(via The National)
The fund for the protection of cultural heritage sites in conflict zones reached its goal of $100 million thanks to pledges from numerous nation states, including $30 million put up by France. Forty countries approved the fund at a two-day UNESCO-supported conference in Abu Dhabi last week. The funds will be used on preventative measures to secure heritage sites and artifacts. Money will also go towards dismantling illegal antiquity trafficking rings and restoring damaged works. To be run from Geneva, the fund will also establish a network of safe spaces for temporarily storing at-risk artifacts. Along with providing a large financial contribution to the effort, President Hollande of France declared the Louvre’s storeroom a haven for endangered antiquities. The news comes after cultural heritage sites have been seriously threatened by armed conflict across the globe over the last few years. Most prominently, art historians, archeologists, and the world have looked on while ISIS and rebel forces have intentionally or accidentally destroyed key historic sites in the Middle East, such as Palmyra and, more recently, the ziggurat of Nimrud near Mosul.
09 Vladimir Putin publicly spoke of the importance of artistic freedom while warning against creating works that could be deemed offensive.
In a televised meeting of the Presidential Council for Culture and Arts in St. Petersburg last Friday, Putin met with artists, actors, and film directors and advised against creative expression that might provoke opposition. Putin named the 2015 terrorist attack on French satirical newspaper Charlie Hebdo as a cautionary tale, saying there is a “very subtle line between what I would call dangerously outrageous behaviour and creative freedom” and “did those cartoonists have to insult Muslim believers?” Putin was asked to address the recent censorship of art and theater in Russia, where officials recently closed a Jock Sturges exhibition and a production of “Jesus Christ Superstar” after protests from conservative and religious activists.

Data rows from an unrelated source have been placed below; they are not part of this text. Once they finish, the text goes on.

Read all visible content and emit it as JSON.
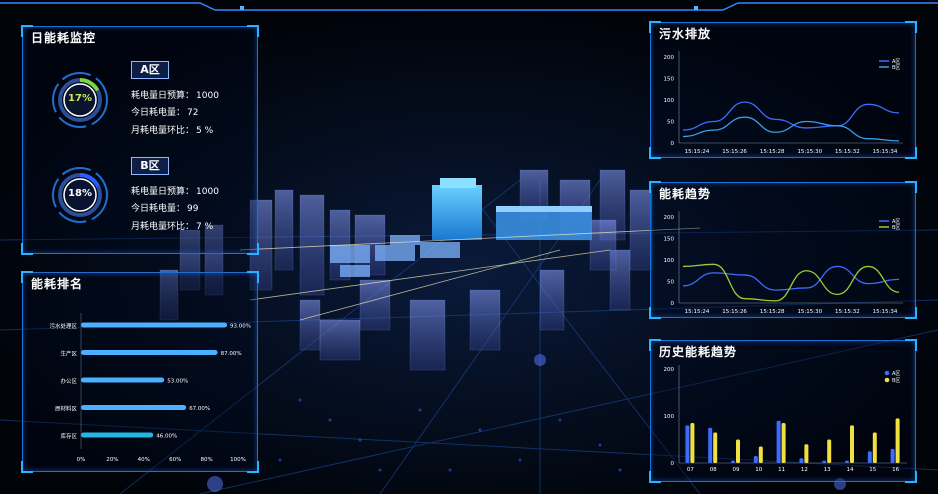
{
  "monitor": {
    "title": "日能耗监控",
    "zones": [
      {
        "name": "A区",
        "percent": "17%",
        "fraction": 0.17,
        "ring_color": "#7cd63d",
        "budget_label": "耗电量日预算：",
        "budget": "1000",
        "today_label": "今日耗电量：",
        "today": "72",
        "month_label": "月耗电量环比：",
        "month": "5 %"
      },
      {
        "name": "B区",
        "percent": "18%",
        "fraction": 0.18,
        "ring_color": "#2b5cff",
        "budget_label": "耗电量日预算：",
        "budget": "1000",
        "today_label": "今日耗电量：",
        "today": "99",
        "month_label": "月耗电量环比：",
        "month": "7 %"
      }
    ]
  },
  "ranking": {
    "title": "能耗排名",
    "chart_data": {
      "type": "bar",
      "orientation": "horizontal",
      "categories": [
        "污水处理区",
        "生产区",
        "办公区",
        "原材料区",
        "库存区"
      ],
      "values": [
        93,
        87,
        53,
        67,
        46
      ],
      "value_labels": [
        "93.00%",
        "87.00%",
        "53.00%",
        "67.00%",
        "46.00%"
      ],
      "xticks": [
        "0%",
        "20%",
        "40%",
        "60%",
        "80%",
        "100%"
      ],
      "xlim": [
        0,
        100
      ]
    }
  },
  "sewage": {
    "title": "污水排放",
    "chart_data": {
      "type": "line",
      "x": [
        "15:15:24",
        "15:15:26",
        "15:15:28",
        "15:15:30",
        "15:15:32",
        "15:15:34"
      ],
      "yticks": [
        "0",
        "50",
        "100",
        "150",
        "200"
      ],
      "ylim": [
        0,
        200
      ],
      "series": [
        {
          "name": "A区",
          "color": "#3d6bff",
          "values": [
            30,
            50,
            95,
            55,
            35,
            40,
            90,
            70
          ]
        },
        {
          "name": "B区",
          "color": "#3a9ee8",
          "values": [
            15,
            30,
            60,
            25,
            50,
            40,
            10,
            5
          ]
        }
      ],
      "samples": 8
    }
  },
  "trend": {
    "title": "能耗趋势",
    "chart_data": {
      "type": "line",
      "x": [
        "15:15:24",
        "15:15:26",
        "15:15:28",
        "15:15:30",
        "15:15:32",
        "15:15:34"
      ],
      "yticks": [
        "0",
        "50",
        "100",
        "150",
        "200"
      ],
      "ylim": [
        0,
        200
      ],
      "series": [
        {
          "name": "A区",
          "color": "#3d6bff",
          "values": [
            40,
            70,
            65,
            30,
            35,
            85,
            45,
            55
          ]
        },
        {
          "name": "B区",
          "color": "#9acd32",
          "values": [
            85,
            90,
            10,
            5,
            75,
            20,
            85,
            25
          ]
        }
      ],
      "samples": 8
    }
  },
  "history": {
    "title": "历史能耗趋势",
    "chart_data": {
      "type": "bar",
      "categories": [
        "07",
        "08",
        "09",
        "10",
        "11",
        "12",
        "13",
        "14",
        "15",
        "16"
      ],
      "yticks": [
        "0",
        "100",
        "200"
      ],
      "ylim": [
        0,
        200
      ],
      "series": [
        {
          "name": "A区",
          "color": "#3d6bff",
          "values": [
            80,
            75,
            5,
            15,
            90,
            10,
            5,
            5,
            25,
            30
          ]
        },
        {
          "name": "B区",
          "color": "#f0e040",
          "values": [
            85,
            65,
            50,
            35,
            85,
            40,
            50,
            80,
            65,
            95
          ]
        }
      ]
    }
  }
}
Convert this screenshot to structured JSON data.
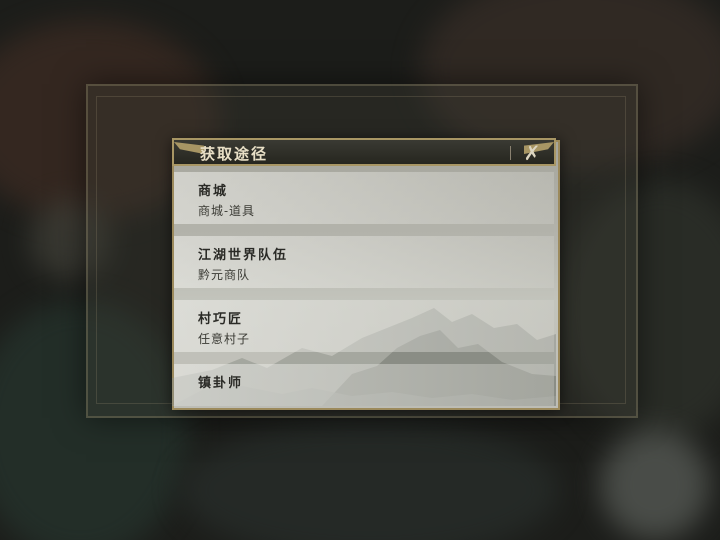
{
  "dialog": {
    "title": "获取途径",
    "close_icon": "close-x-icon"
  },
  "sources": [
    {
      "name": "商城",
      "detail": "商城-道具"
    },
    {
      "name": "江湖世界队伍",
      "detail": "黔元商队"
    },
    {
      "name": "村巧匠",
      "detail": "任意村子"
    },
    {
      "name": "镇卦师",
      "detail": ""
    }
  ],
  "colors": {
    "frame_gold": "#a89664",
    "title_bg": "#2a2a24",
    "panel_bg": "#b8b8b0"
  }
}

Putin acknowledged that such action is “absolutely inadmissible,” but supported the officials’ actions, noting that “many don’t want tragedies like in Paris to be repeated here.” Filmmaker Aleksandr Sokurov implored Putin to free Ukrainian director Oleh Sentsov, who is serving a 20-year term in Siberia after expressing opposition to the Russian annexation of Ukraine (the case that has roused international outcry). Putin responded by saying the director was “in fact dedicating his life to terrorist activities.”
10 Despite reports that a sculpture by Ursula von Rydingsvard sickened dozens of FBI agents, there is no concrete evidence to support the claim.
Von Rydingsvard’s $750,000 wooden sculpture was installed in the lobby of the FBI’s Miami field office until October 2015. Following a series of employee complaints, the work was removed by the General Services Administration (GSA), the government body responsible for leasing space to federal agencies and overseeing art installed there. Evidence linking the sculpture, titled Cedrus (2015), to the illnesses was circumstantial: Workers became sick shortly after the piece arrived. The story went public earlier this month when an article in Politico again linked the artwork to health issues. But subsequent investigation has found no solid evidence that the sculpture caused the spate of illnesses. “No possible causes have been confirmed,” Saudia Muwwakkil, a spokesperson for the GSA told Hyperallergic. “There was insufficient evidence implicating the artwork in the FBI facility and GSA believes the same would be true in any other facility.” Including removal, the work cost taxpayers $1.2 million.
Cover image: Helen Marten, Orchids, or a Hemispherical Bottom, 2013. Courtesy of the artist; Sadie Coles HQ, London; Greene Naftali, New York; Johann Koenig, Berlin; and T293, Rome/Naples. Image courtesy of Hirshhorn Museum and Sculpture Garden, Washington, DC.